(Task to carry out):
No picture belongs in the copy. Repeat each line below exactly.

*** Task data Section Begins ***

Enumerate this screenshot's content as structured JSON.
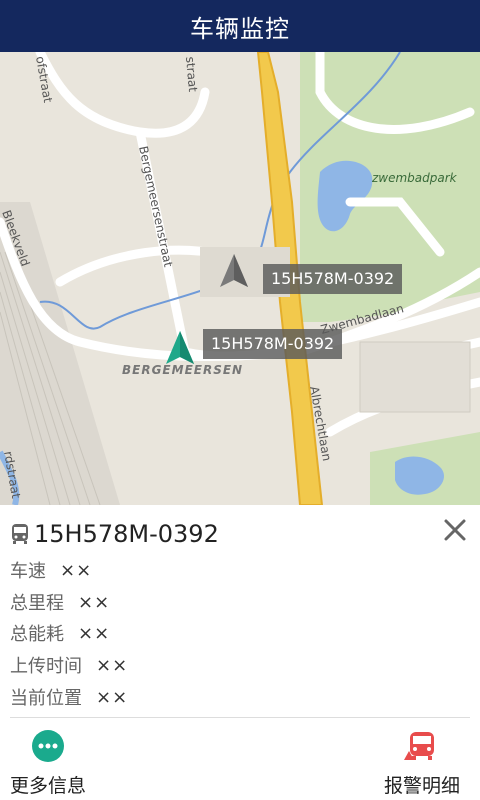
{
  "title": "车辆监控",
  "map": {
    "labels": {
      "straat_top_left": "ofstraat",
      "straat_top": "straat",
      "bergemeersenstraat": "Bergemeersenstraat",
      "bleekveld": "Bleekveld",
      "zwembadpark": "zwembadpark",
      "zwembadlaan": "Zwembadlaan",
      "bergemeersen": "BERGEMEERSEN",
      "albrechtlaan": "Albrechtlaan",
      "straat_bottom_left": "rdstraat"
    },
    "vehicles": [
      {
        "plate": "15H578M-0392",
        "color": "#7a7a7a"
      },
      {
        "plate": "15H578M-0392",
        "color": "#1fa88a"
      }
    ]
  },
  "panel": {
    "plate": "15H578M-0392",
    "fields": [
      {
        "label": "车速",
        "value": "××"
      },
      {
        "label": "总里程",
        "value": "××"
      },
      {
        "label": "总能耗",
        "value": "××"
      },
      {
        "label": "上传时间",
        "value": "××"
      },
      {
        "label": "当前位置",
        "value": "××"
      }
    ],
    "more_label": "更多信息",
    "alarm_label": "报警明细"
  },
  "colors": {
    "titlebar": "#14285e",
    "more_button": "#1aaa8d",
    "alarm_icon": "#e84c4c"
  }
}
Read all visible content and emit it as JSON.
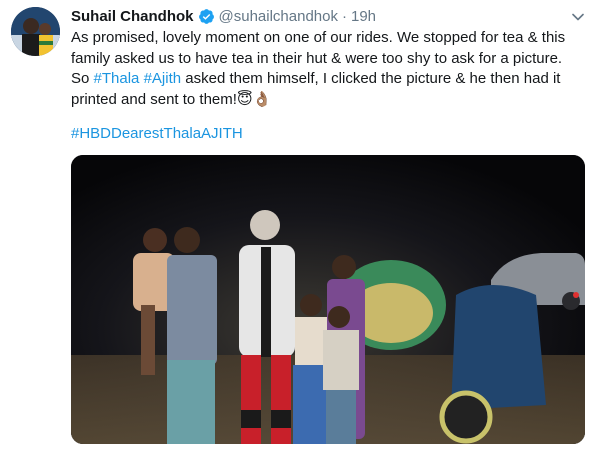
{
  "tweet": {
    "author_name": "Suhail Chandhok",
    "handle": "@suhailchandhok",
    "separator": "·",
    "time": "19h",
    "text_line1": "As promised, lovely moment on one of our rides. We stopped for tea & this",
    "text_line2": "family asked us to have tea in their hut & were too shy to ask for a picture.",
    "text_line3_pre": "So ",
    "text_line3_tag1": "#Thala",
    "text_line3_space": " ",
    "text_line3_tag2": "#Ajith",
    "text_line3_post": " asked them himself, I clicked the picture & he then had it",
    "text_line4": "printed and sent to them!😇👌🏽",
    "hashtag": "#HBDDearestThalaAJITH"
  },
  "icons": {
    "verified": "verified-badge-icon",
    "caret": "chevron-down-icon"
  },
  "colors": {
    "link": "#1b95e0",
    "verified": "#1da1f2",
    "muted": "#657786"
  }
}
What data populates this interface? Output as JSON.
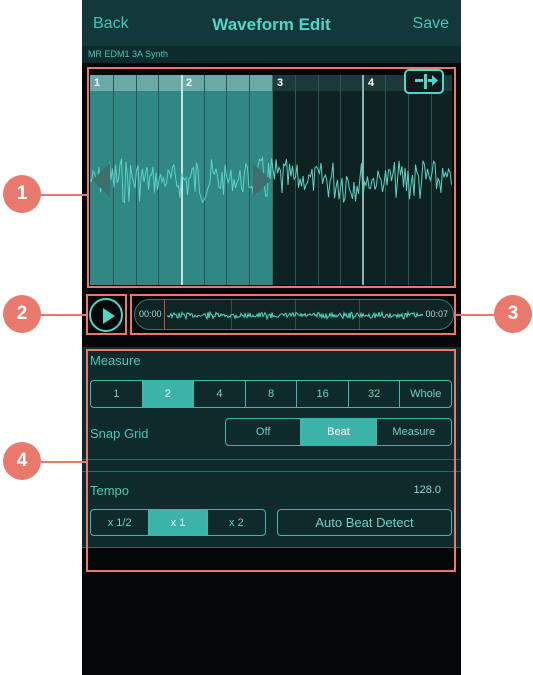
{
  "navbar": {
    "back_label": "Back",
    "title": "Waveform Edit",
    "save_label": "Save"
  },
  "sample_name": "MR EDM1 3A Synth",
  "ruler": {
    "measures": [
      "1",
      "2",
      "3",
      "4"
    ]
  },
  "overview": {
    "start_time": "00:00",
    "end_time": "00:07"
  },
  "measure": {
    "label": "Measure",
    "options": [
      "1",
      "2",
      "4",
      "8",
      "16",
      "32",
      "Whole"
    ],
    "selected": "2"
  },
  "snap_grid": {
    "label": "Snap Grid",
    "options": [
      "Off",
      "Beat",
      "Measure"
    ],
    "selected": "Beat"
  },
  "tempo": {
    "label": "Tempo",
    "value": "128.0",
    "multipliers": [
      "x 1/2",
      "x 1",
      "x 2"
    ],
    "selected": "x 1",
    "auto_beat_label": "Auto Beat Detect"
  },
  "callouts": [
    "1",
    "2",
    "3",
    "4"
  ],
  "colors": {
    "accent": "#4fd6c8",
    "selection": "#2f8884",
    "callout": "#e8796c",
    "playhead": "#d94848"
  }
}
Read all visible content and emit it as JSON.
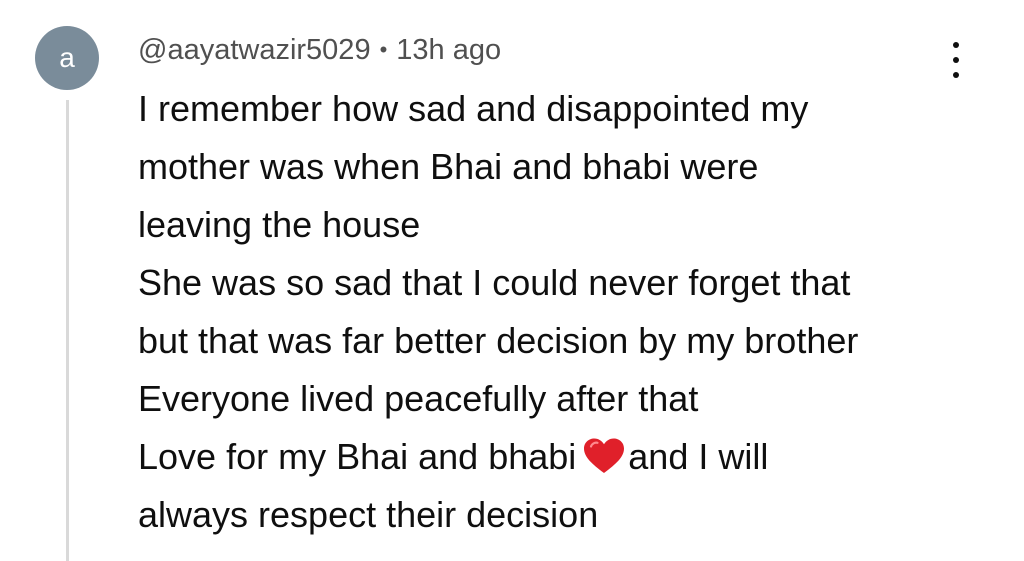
{
  "comment": {
    "avatar_letter": "a",
    "username": "@aayatwazir5029",
    "separator": "•",
    "timestamp": "13h ago",
    "more_options_icon": "vertical-ellipsis-icon",
    "lines": [
      "I remember how sad and disappointed my",
      "mother was when Bhai and bhabi were",
      "leaving the house",
      "She was so sad that I could never forget that",
      "but that was far better decision by my brother",
      "Everyone lived peacefully after that"
    ],
    "heart_line_before": "Love for my Bhai and bhabi",
    "heart_icon": "red-heart-emoji",
    "heart_line_after": "and I will",
    "last_line": "always respect their decision"
  },
  "colors": {
    "avatar_bg": "#7a8c9a",
    "text": "#0f0f0f",
    "meta_text": "#505050",
    "thread_line": "#d9d9d9",
    "heart": "#e0202a"
  }
}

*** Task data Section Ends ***

(Answer space):
Enumerate this screenshot's content as structured JSON.
{
  "title": "车辆监控",
  "map": {
    "labels": {
      "straat_top_left": "ofstraat",
      "straat_top": "straat",
      "bergemeersenstraat": "Bergemeersenstraat",
      "bleekveld": "Bleekveld",
      "zwembadpark": "zwembadpark",
      "zwembadlaan": "Zwembadlaan",
      "bergemeersen": "BERGEMEERSEN",
      "albrechtlaan": "Albrechtlaan",
      "straat_bottom_left": "rdstraat"
    },
    "vehicles": [
      {
        "plate": "15H578M-0392",
        "color": "#7a7a7a"
      },
      {
        "plate": "15H578M-0392",
        "color": "#1fa88a"
      }
    ]
  },
  "panel": {
    "plate": "15H578M-0392",
    "fields": [
      {
        "label": "车速",
        "value": "××"
      },
      {
        "label": "总里程",
        "value": "××"
      },
      {
        "label": "总能耗",
        "value": "××"
      },
      {
        "label": "上传时间",
        "value": "××"
      },
      {
        "label": "当前位置",
        "value": "××"
      }
    ],
    "more_label": "更多信息",
    "alarm_label": "报警明细"
  },
  "colors": {
    "titlebar": "#14285e",
    "more_button": "#1aaa8d",
    "alarm_icon": "#e84c4c"
  }
}
Read all visible content and emit it as JSON.
{
  "tweet": {
    "author_name": "Suhail Chandhok",
    "handle": "@suhailchandhok",
    "separator": "·",
    "time": "19h",
    "text_line1": "As promised, lovely moment on one of our rides. We stopped for tea & this",
    "text_line2": "family asked us to have tea in their hut & were too shy to ask for a picture.",
    "text_line3_pre": "So ",
    "text_line3_tag1": "#Thala",
    "text_line3_space": " ",
    "text_line3_tag2": "#Ajith",
    "text_line3_post": " asked them himself, I clicked the picture & he then had it",
    "text_line4": "printed and sent to them!😇👌🏽",
    "hashtag": "#HBDDearestThalaAJITH"
  },
  "icons": {
    "verified": "verified-badge-icon",
    "caret": "chevron-down-icon"
  },
  "colors": {
    "link": "#1b95e0",
    "verified": "#1da1f2",
    "muted": "#657786"
  }
}
What data populates this interface? Output as JSON.
{
  "navbar": {
    "back_label": "Back",
    "title": "Waveform Edit",
    "save_label": "Save"
  },
  "sample_name": "MR EDM1 3A Synth",
  "ruler": {
    "measures": [
      "1",
      "2",
      "3",
      "4"
    ]
  },
  "overview": {
    "start_time": "00:00",
    "end_time": "00:07"
  },
  "measure": {
    "label": "Measure",
    "options": [
      "1",
      "2",
      "4",
      "8",
      "16",
      "32",
      "Whole"
    ],
    "selected": "2"
  },
  "snap_grid": {
    "label": "Snap Grid",
    "options": [
      "Off",
      "Beat",
      "Measure"
    ],
    "selected": "Beat"
  },
  "tempo": {
    "label": "Tempo",
    "value": "128.0",
    "multipliers": [
      "x 1/2",
      "x 1",
      "x 2"
    ],
    "selected": "x 1",
    "auto_beat_label": "Auto Beat Detect"
  },
  "callouts": [
    "1",
    "2",
    "3",
    "4"
  ],
  "colors": {
    "accent": "#4fd6c8",
    "selection": "#2f8884",
    "callout": "#e8796c",
    "playhead": "#d94848"
  }
}
Read all visible content and emit it as JSON.
{
  "comment": {
    "avatar_letter": "a",
    "username": "@aayatwazir5029",
    "separator": "•",
    "timestamp": "13h ago",
    "more_options_icon": "vertical-ellipsis-icon",
    "lines": [
      "I remember how sad and disappointed my",
      "mother was when Bhai and bhabi were",
      "leaving the house",
      "She was so sad that I could never forget that",
      "but that was far better decision by my brother",
      "Everyone lived peacefully after that"
    ],
    "heart_line_before": "Love for my Bhai and bhabi",
    "heart_icon": "red-heart-emoji",
    "heart_line_after": "and I will",
    "last_line": "always respect their decision"
  },
  "colors": {
    "avatar_bg": "#7a8c9a",
    "text": "#0f0f0f",
    "meta_text": "#505050",
    "thread_line": "#d9d9d9",
    "heart": "#e0202a"
  }
}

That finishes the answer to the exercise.